Read the entries below and pull out each line with the string "people".

━━ Source material

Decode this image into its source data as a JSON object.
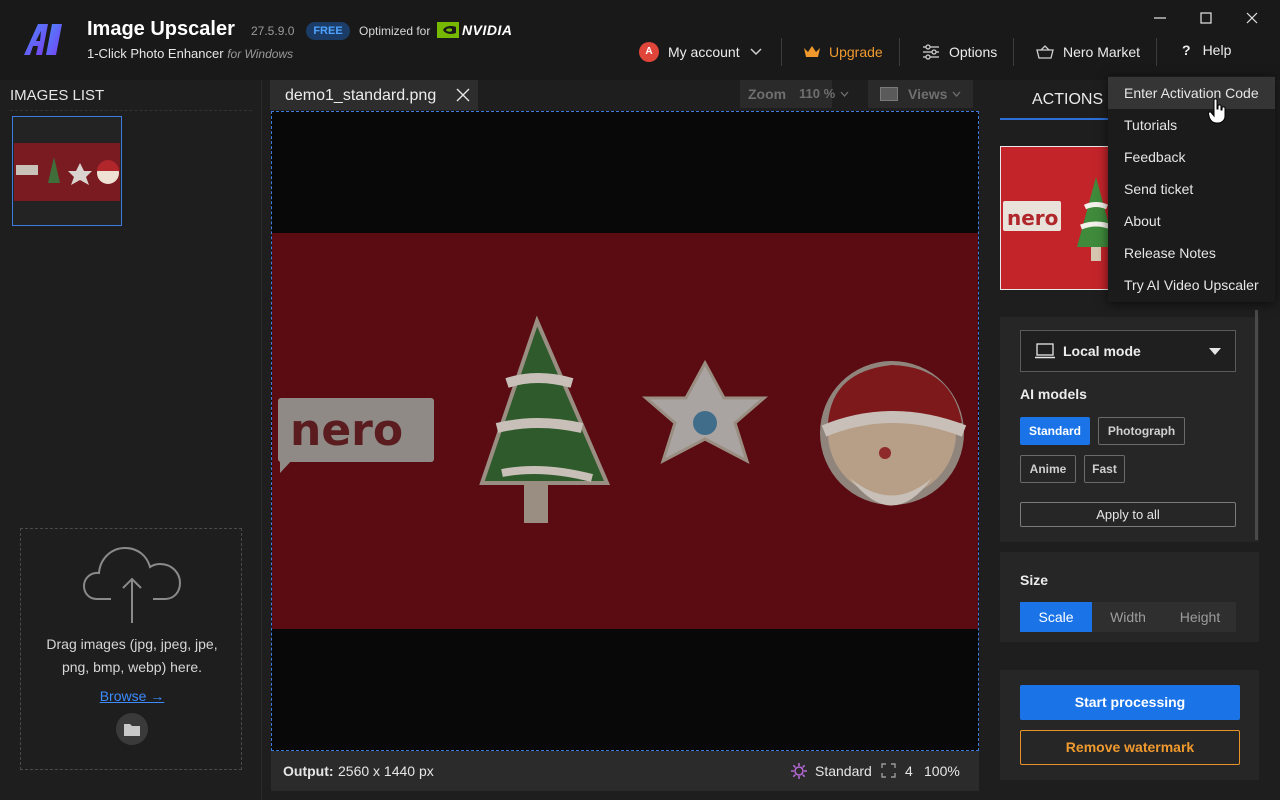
{
  "header": {
    "app_title": "Image Upscaler",
    "version": "27.5.9.0",
    "badge": "FREE",
    "optimized_label": "Optimized for",
    "nvidia_label": "NVIDIA",
    "subtitle": "1-Click Photo Enhancer",
    "subtitle_platform": "for Windows",
    "logo_text": "AI"
  },
  "nav": {
    "avatar_initial": "A",
    "my_account": "My account",
    "upgrade": "Upgrade",
    "options": "Options",
    "nero_market": "Nero Market",
    "help": "Help"
  },
  "left_panel": {
    "title": "IMAGES LIST",
    "drop_text_line1": "Drag images (jpg, jpeg, jpe,",
    "drop_text_line2": "png, bmp, webp) here.",
    "browse": "Browse →"
  },
  "center": {
    "file_tab": "demo1_standard.png",
    "zoom_label": "Zoom",
    "zoom_value": "110 %",
    "views_label": "Views",
    "image_brand_text": "nero"
  },
  "status": {
    "output_label": "Output:",
    "output_value": "2560 x 1440 px",
    "model": "Standard",
    "scale": "4",
    "quality": "100%"
  },
  "right_panel": {
    "actions_tab": "ACTIONS",
    "mode": "Local mode",
    "ai_models_label": "AI models",
    "models": [
      "Standard",
      "Photograph",
      "Anime",
      "Fast"
    ],
    "active_model": "Standard",
    "apply_all": "Apply to all",
    "size_label": "Size",
    "size_tabs": [
      "Scale",
      "Width",
      "Height"
    ],
    "active_size_tab": "Scale",
    "start_processing": "Start processing",
    "remove_watermark": "Remove watermark"
  },
  "help_menu": {
    "items": [
      "Enter Activation Code",
      "Tutorials",
      "Feedback",
      "Send ticket",
      "About",
      "Release Notes",
      "Try AI Video Upscaler"
    ],
    "hovered": "Enter Activation Code"
  },
  "colors": {
    "accent_blue": "#1a74e8",
    "upgrade_orange": "#f09a2e",
    "nvidia_green": "#76b900",
    "photo_red": "#5a0c12"
  }
}
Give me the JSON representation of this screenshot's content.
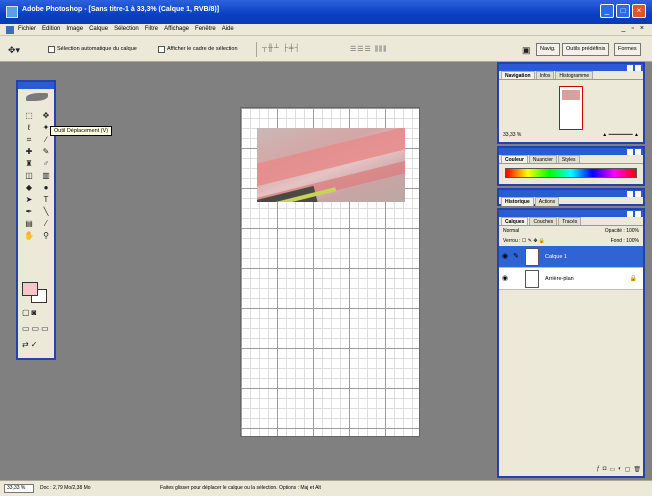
{
  "window": {
    "title": "Adobe Photoshop - [Sans titre-1 à 33,3% (Calque 1, RVB/8)]",
    "buttons": {
      "minimize": "_",
      "maximize": "□",
      "close": "×"
    }
  },
  "menubar": {
    "items": [
      "Fichier",
      "Edition",
      "Image",
      "Calque",
      "Sélection",
      "Filtre",
      "Affichage",
      "Fenêtre",
      "Aide"
    ],
    "mdi": {
      "minimize": "_",
      "restore": "▫",
      "close": "×"
    }
  },
  "options": {
    "auto_select_label": "Sélection automatique du calque",
    "bounding_box_label": "Afficher le cadre de sélection",
    "file_browser_label": "Navig.",
    "palette_label": "Outils prédéfinis",
    "brushes_label": "Formes"
  },
  "tooltip": "Outil Déplacement (V)",
  "navigator": {
    "tabs": [
      "Navigation",
      "Infos",
      "Histogramme"
    ],
    "zoom": "33,33 %"
  },
  "color": {
    "tabs": [
      "Couleur",
      "Nuancier",
      "Styles"
    ]
  },
  "history": {
    "tabs": [
      "Historique",
      "Actions"
    ]
  },
  "layers": {
    "tabs": [
      "Calques",
      "Couches",
      "Tracés"
    ],
    "blend_mode": "Normal",
    "opacity_label": "Opacité :",
    "opacity_value": "100%",
    "lock_label": "Verrou :",
    "fill_label": "Fond :",
    "fill_value": "100%",
    "rows": [
      {
        "name": "Calque 1",
        "selected": true
      },
      {
        "name": "Arrière-plan",
        "selected": false
      }
    ]
  },
  "statusbar": {
    "zoom": "33,33 %",
    "doc": "Doc : 2,79 Mo/2,38 Mo",
    "tip": "Faites glisser pour déplacer le calque ou la sélection. Options : Maj et Alt"
  },
  "colors": {
    "titlebar": "#0a3fc4",
    "foreground_swatch": "#f7c7c7",
    "selected_layer": "#3063d4"
  }
}
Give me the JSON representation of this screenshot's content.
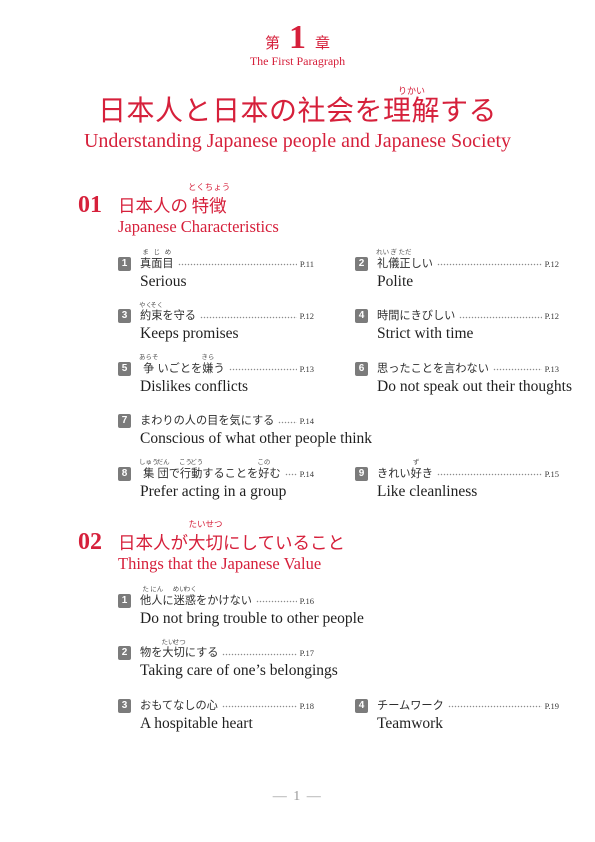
{
  "theme": {
    "accent": "#d6203b",
    "badge": "#7b7b7b"
  },
  "chapter": {
    "prefix": "第",
    "number": "1",
    "suffix": "章",
    "subtitle": "The First Paragraph"
  },
  "title": {
    "jp": [
      {
        "t": "日本人と日本の社会を"
      },
      {
        "t": "理解",
        "r": "りかい"
      },
      {
        "t": "する"
      }
    ],
    "en": "Understanding Japanese people and Japanese Society"
  },
  "sections": [
    {
      "num": "01",
      "heading": [
        {
          "t": "日本人の"
        },
        {
          "t": "特徴",
          "r": "とくちょう"
        }
      ],
      "subheading": "Japanese Characteristics",
      "items": [
        {
          "n": "1",
          "jp": [
            {
              "t": "真",
              "r": "ま"
            },
            {
              "t": "面",
              "r": "じ"
            },
            {
              "t": "目",
              "r": "め"
            }
          ],
          "page": "P.11",
          "en": "Serious"
        },
        {
          "n": "2",
          "jp": [
            {
              "t": "礼",
              "r": "れい"
            },
            {
              "t": "儀",
              "r": "ぎ"
            },
            {
              "t": "正",
              "r": "ただ"
            },
            {
              "t": "しい"
            }
          ],
          "page": "P.12",
          "en": "Polite"
        },
        {
          "n": "3",
          "jp": [
            {
              "t": "約",
              "r": "やく"
            },
            {
              "t": "束",
              "r": "そく"
            },
            {
              "t": "を守る"
            }
          ],
          "page": "P.12",
          "en": "Keeps promises"
        },
        {
          "n": "4",
          "jp": [
            {
              "t": "時間にきびしい"
            }
          ],
          "page": "P.12",
          "en": "Strict with time"
        },
        {
          "n": "5",
          "jp": [
            {
              "t": "争",
              "r": "あらそ"
            },
            {
              "t": "いごとを"
            },
            {
              "t": "嫌",
              "r": "きら"
            },
            {
              "t": "う"
            }
          ],
          "page": "P.13",
          "en": "Dislikes conflicts"
        },
        {
          "n": "6",
          "jp": [
            {
              "t": "思ったことを言わない"
            }
          ],
          "page": "P.13",
          "en": "Do not speak out their thoughts"
        },
        {
          "n": "7",
          "jp": [
            {
              "t": "まわりの人の目を気にする"
            }
          ],
          "page": "P.14",
          "en": "Conscious of what other people think"
        },
        {
          "n": "8",
          "jp": [
            {
              "t": "集",
              "r": "しゅう"
            },
            {
              "t": "団",
              "r": "だん"
            },
            {
              "t": "で"
            },
            {
              "t": "行",
              "r": "こう"
            },
            {
              "t": "動",
              "r": "どう"
            },
            {
              "t": "することを"
            },
            {
              "t": "好",
              "r": "この"
            },
            {
              "t": "む"
            }
          ],
          "page": "P.14",
          "en": "Prefer acting in a group"
        },
        {
          "n": "9",
          "jp": [
            {
              "t": "きれい"
            },
            {
              "t": "好",
              "r": "ず"
            },
            {
              "t": "き"
            }
          ],
          "page": "P.15",
          "en": "Like cleanliness"
        }
      ]
    },
    {
      "num": "02",
      "heading": [
        {
          "t": "日本人が"
        },
        {
          "t": "大切",
          "r": "たいせつ"
        },
        {
          "t": "にしていること"
        }
      ],
      "subheading": "Things that the Japanese Value",
      "items": [
        {
          "n": "1",
          "jp": [
            {
              "t": "他",
              "r": "た"
            },
            {
              "t": "人",
              "r": "にん"
            },
            {
              "t": "に"
            },
            {
              "t": "迷",
              "r": "めい"
            },
            {
              "t": "惑",
              "r": "わく"
            },
            {
              "t": "をかけない"
            }
          ],
          "page": "P.16",
          "en": "Do not bring trouble to other people"
        },
        {
          "n": "2",
          "jp": [
            {
              "t": "物を"
            },
            {
              "t": "大",
              "r": "たい"
            },
            {
              "t": "切",
              "r": "せつ"
            },
            {
              "t": "にする"
            }
          ],
          "page": "P.17",
          "en": "Taking care of one’s belongings"
        },
        {
          "n": "3",
          "jp": [
            {
              "t": "おもてなしの心"
            }
          ],
          "page": "P.18",
          "en": "A hospitable heart"
        },
        {
          "n": "4",
          "jp": [
            {
              "t": "チームワーク"
            }
          ],
          "page": "P.19",
          "en": "Teamwork"
        }
      ]
    }
  ],
  "footer": "— 1 —"
}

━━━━

» **Solution to this task**
    "en": "Understanding Japanese people and Japanese Society"
          "en": "Conscious of what other people think"
          "en": "Do not bring trouble to other people"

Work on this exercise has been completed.